Money Smart Athlete Blog

Problems faced by athletes who chase the Olympic glory

May 1, 2019 | Special Themes

By Niovie Constantinou, Contributor

Olympic athletes impress sports fans around the world. But the reality is that a lot of them often find themselves struggling financially, emotionally and physically before, throughout and after their Olympic journey.

Many of the Olympic sports only come into the spotlight every four years and only a handful of the thousands of athletes competing in the Olympics will return home with medals. Even fewer will be financially rewarded for the tremendous investment they have had to make to reach the Olympics. Indeed, many Olympic athletes have used online crowdfunding in the run-up to the event so as to pay for expenses such as new equipment, coaches etc. Some have even applied for food stamps.

As prestigious as winning a medal is, it does not always come with a cash prize, or at least a generous one. The U.S. Olympic Committee awards $25,000 for gold medals, $15,000 for silver and $10,000 for bronze. Medal winners should expect to lose as much as 39% of that in taxes and many of them may end up having financial difficulties after a while, like Ronda Rousey for example, who, months after winning the bronze medal in judo in Beijing in 2008, was unable to afford rent and was living in her car.

Of course, athletes who compete in high-profile sports have the opportunity to earn sponsorship revenue, if they perform well, and even then, an injury or poor performance can dramatically affect pay. But, this also comes with a caveat: under International Olympic Committee (IOC) rules, athletes being backed by non-official Olympic sponsors may only be part of generic advertising that does not explicitly mention the games or use any of the event’s intellectual property (terms such as “Olympics”, “games” and “gold” are off limits).

Seeing the many financial problems that Olympic athletes may face, it is imperative that they educate themselves on how to make money smart decisions and handle their finances. In the Rio Olympics, the credit company Visa, in partnership with the IOC, had launched a global financial education program to help participants take control of their financial futures. The program included an introduction to setting budgets, saving, money management and bank services. Athletes should ensure that they not only become educated, but that they apply that knowledge to their own individual circumstances. For example, snowboarder Jonathan Cheever supports his athletic career by working as a licensed plumber.

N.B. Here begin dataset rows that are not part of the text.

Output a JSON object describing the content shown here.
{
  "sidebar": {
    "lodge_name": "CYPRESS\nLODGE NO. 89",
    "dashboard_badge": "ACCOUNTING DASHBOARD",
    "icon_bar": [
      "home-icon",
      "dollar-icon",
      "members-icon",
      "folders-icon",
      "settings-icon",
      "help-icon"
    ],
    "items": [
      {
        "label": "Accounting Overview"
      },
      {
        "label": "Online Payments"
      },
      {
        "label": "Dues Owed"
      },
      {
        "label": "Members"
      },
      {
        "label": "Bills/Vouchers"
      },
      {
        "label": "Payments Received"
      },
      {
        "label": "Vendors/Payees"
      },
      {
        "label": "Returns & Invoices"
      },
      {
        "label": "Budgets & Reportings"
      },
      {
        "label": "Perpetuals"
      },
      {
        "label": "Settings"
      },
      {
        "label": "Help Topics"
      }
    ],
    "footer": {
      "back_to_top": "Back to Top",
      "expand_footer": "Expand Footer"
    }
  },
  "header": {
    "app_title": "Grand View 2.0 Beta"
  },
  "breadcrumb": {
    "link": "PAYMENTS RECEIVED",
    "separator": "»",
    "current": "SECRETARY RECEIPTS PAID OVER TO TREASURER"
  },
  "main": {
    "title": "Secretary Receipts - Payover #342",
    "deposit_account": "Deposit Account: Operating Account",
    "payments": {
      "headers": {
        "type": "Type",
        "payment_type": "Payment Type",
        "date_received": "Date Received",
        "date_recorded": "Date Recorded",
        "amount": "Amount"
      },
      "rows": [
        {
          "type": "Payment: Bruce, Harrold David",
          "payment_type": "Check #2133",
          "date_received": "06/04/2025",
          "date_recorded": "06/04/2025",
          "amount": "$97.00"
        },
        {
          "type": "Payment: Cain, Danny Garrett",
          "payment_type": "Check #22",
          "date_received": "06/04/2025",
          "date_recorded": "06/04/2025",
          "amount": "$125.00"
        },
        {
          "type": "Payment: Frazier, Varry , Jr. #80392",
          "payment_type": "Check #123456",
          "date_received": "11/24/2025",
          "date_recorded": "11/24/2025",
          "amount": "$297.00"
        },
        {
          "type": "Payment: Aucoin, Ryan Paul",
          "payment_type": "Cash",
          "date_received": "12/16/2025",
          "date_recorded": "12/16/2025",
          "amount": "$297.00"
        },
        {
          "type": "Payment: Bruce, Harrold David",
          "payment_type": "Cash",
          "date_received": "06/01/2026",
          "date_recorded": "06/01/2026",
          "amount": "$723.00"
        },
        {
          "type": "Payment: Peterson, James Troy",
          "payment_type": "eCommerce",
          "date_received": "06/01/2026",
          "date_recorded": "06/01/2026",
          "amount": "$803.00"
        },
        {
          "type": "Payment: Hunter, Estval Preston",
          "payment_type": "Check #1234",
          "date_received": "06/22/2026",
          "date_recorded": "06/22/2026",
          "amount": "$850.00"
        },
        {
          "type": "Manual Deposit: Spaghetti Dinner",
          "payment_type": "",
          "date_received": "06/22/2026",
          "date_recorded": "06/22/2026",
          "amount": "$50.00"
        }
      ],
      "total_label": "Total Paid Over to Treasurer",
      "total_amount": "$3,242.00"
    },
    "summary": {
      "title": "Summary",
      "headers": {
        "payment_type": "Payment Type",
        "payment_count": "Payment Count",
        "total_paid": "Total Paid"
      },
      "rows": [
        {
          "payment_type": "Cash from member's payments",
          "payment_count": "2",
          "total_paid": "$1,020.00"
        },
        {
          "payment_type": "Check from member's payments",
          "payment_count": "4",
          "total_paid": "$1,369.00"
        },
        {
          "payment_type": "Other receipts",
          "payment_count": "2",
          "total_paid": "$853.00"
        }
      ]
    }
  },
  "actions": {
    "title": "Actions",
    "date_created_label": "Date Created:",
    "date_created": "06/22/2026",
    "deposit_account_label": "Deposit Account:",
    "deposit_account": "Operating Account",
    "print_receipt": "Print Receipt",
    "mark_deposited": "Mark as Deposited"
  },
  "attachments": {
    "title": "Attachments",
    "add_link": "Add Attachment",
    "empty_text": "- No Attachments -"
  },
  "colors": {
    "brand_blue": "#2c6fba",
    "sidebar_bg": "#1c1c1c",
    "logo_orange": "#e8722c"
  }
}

Olympic athletes may also face mental and physical struggles. This is because they challenge themselves to perform to their maximum, which may lead to heightened levels of frustration, anxiety, and stress, or may even end in burnout if the expected level of athletic achievements is not reached. This impact on their mental health may be accompanied by a physical overload or overtraining. The athletes’ intense and almost exclusive focus on their sport career may also impact their social network, as the amount of interactions with their friends, families and significant others may decrease, leading to feelings of isolation.

The best thing an athlete can do is to acknowledge the many hurdles of competing in the Olympics and manage expectations before they compete, by:

  • Having a financial plan in place so that they can afford their participation in the Olympics, as well as any setbacks such as poor performance or injury.
  • Having a trade to fall back on by simultaneously pursuing alternative career routes.
  • Building a life outside their sport, actively working on other areas of their life: hobbies, friends, family and education.
  • Ensuring that they have the psychological support they need at all times.

The chase of the Olympic glory definitely comes with a price to pay and may end up with a prize.  While keeping their eyes on the prize, Olympic athletes should consider what we have discussed above and have a plan in place to make the Olympic journey worthwhile and the transition to life after the Olympics, a smooth one.  The Money Smart Athlete team is here to help those of you who are in pursuit of the Olympic dream.  We will be happy to hear from you at, listen to your concerns and issues relating to your Olympic career, and offer appropriate guidance and support.